*** Block opens ***

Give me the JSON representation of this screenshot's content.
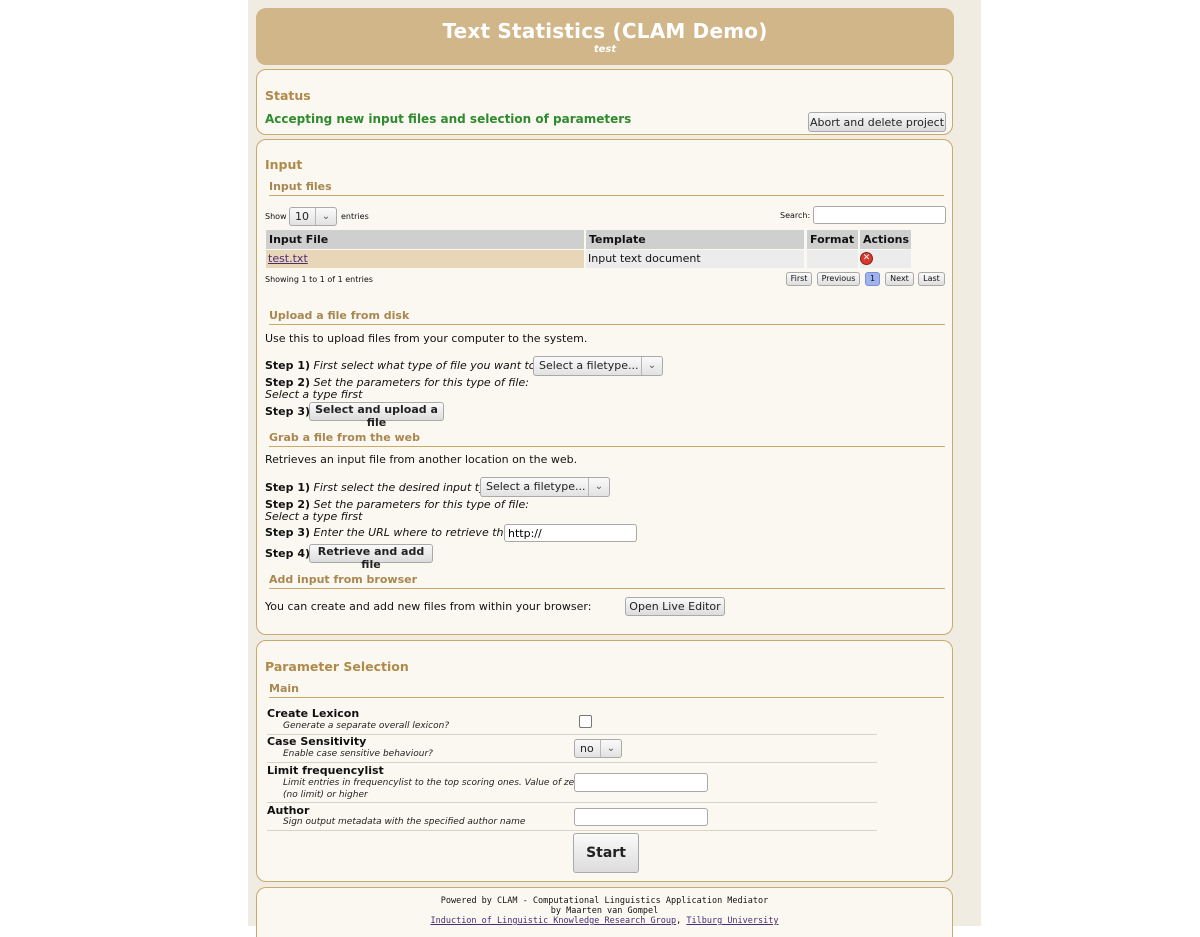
{
  "header": {
    "title": "Text Statistics (CLAM Demo)",
    "subtitle": "test"
  },
  "status": {
    "heading": "Status",
    "message": "Accepting new input files and selection of parameters",
    "abort_button": "Abort and delete project"
  },
  "input": {
    "heading": "Input",
    "files": {
      "heading": "Input files",
      "show_label": "Show",
      "show_value": "10",
      "entries_label": "entries",
      "search_label": "Search:",
      "columns": [
        "Input File",
        "Template",
        "Format",
        "Actions"
      ],
      "rows": [
        {
          "file": "test.txt",
          "template": "Input text document",
          "format": ""
        }
      ],
      "info": "Showing 1 to 1 of 1 entries",
      "pagination": {
        "first": "First",
        "previous": "Previous",
        "current": "1",
        "next": "Next",
        "last": "Last"
      }
    },
    "upload": {
      "heading": "Upload a file from disk",
      "desc": "Use this to upload files from your computer to the system.",
      "step1_label": "Step 1)",
      "step1_text": "First select what type of file you want to add:",
      "step1_select": "Select a filetype...",
      "step2_label": "Step 2)",
      "step2_text": "Set the parameters for this type of file:",
      "step2_note": "Select a type first",
      "step3_label": "Step 3)",
      "step3_button": "Select and upload a file"
    },
    "web": {
      "heading": "Grab a file from the web",
      "desc": "Retrieves an input file from another location on the web.",
      "step1_label": "Step 1)",
      "step1_text": "First select the desired input type:",
      "step1_select": "Select a filetype...",
      "step2_label": "Step 2)",
      "step2_text": "Set the parameters for this type of file:",
      "step2_note": "Select a type first",
      "step3_label": "Step 3)",
      "step3_text": "Enter the URL where to retrieve the file",
      "url_value": "http://",
      "step4_label": "Step 4)",
      "step4_button": "Retrieve and add file"
    },
    "browser": {
      "heading": "Add input from browser",
      "desc": "You can create and add new files from within your browser:",
      "button": "Open Live Editor"
    }
  },
  "parameters": {
    "heading": "Parameter Selection",
    "group": "Main",
    "create_lexicon": {
      "label": "Create Lexicon",
      "desc": "Generate a separate overall lexicon?",
      "checked": false
    },
    "case_sensitivity": {
      "label": "Case Sensitivity",
      "desc": "Enable case sensitive behaviour?",
      "value": "no"
    },
    "limit": {
      "label": "Limit frequencylist",
      "desc_line1": "Limit entries in frequencylist to the top scoring ones. Value of zero",
      "desc_line2": "(no limit) or higher",
      "value": ""
    },
    "author": {
      "label": "Author",
      "desc": "Sign output metadata with the specified author name",
      "value": ""
    },
    "start_button": "Start"
  },
  "footer": {
    "line1": "Powered by CLAM - Computational Linguistics Application Mediator",
    "line2": "by Maarten van Gompel",
    "link1": "Induction of Linguistic Knowledge Research Group",
    "sep": ", ",
    "link2": "Tilburg University"
  }
}
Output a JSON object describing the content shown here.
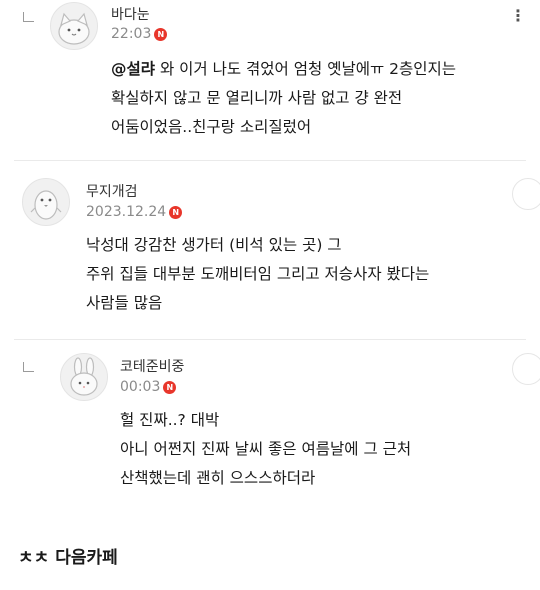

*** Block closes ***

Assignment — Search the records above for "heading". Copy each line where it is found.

Response to this task —
    "heading": "Status",
    "heading": "Input",
      "heading": "Input files",
      "heading": "Upload a file from disk",
      "heading": "Grab a file from the web",
      "heading": "Add input from browser",
    "heading": "Parameter Selection",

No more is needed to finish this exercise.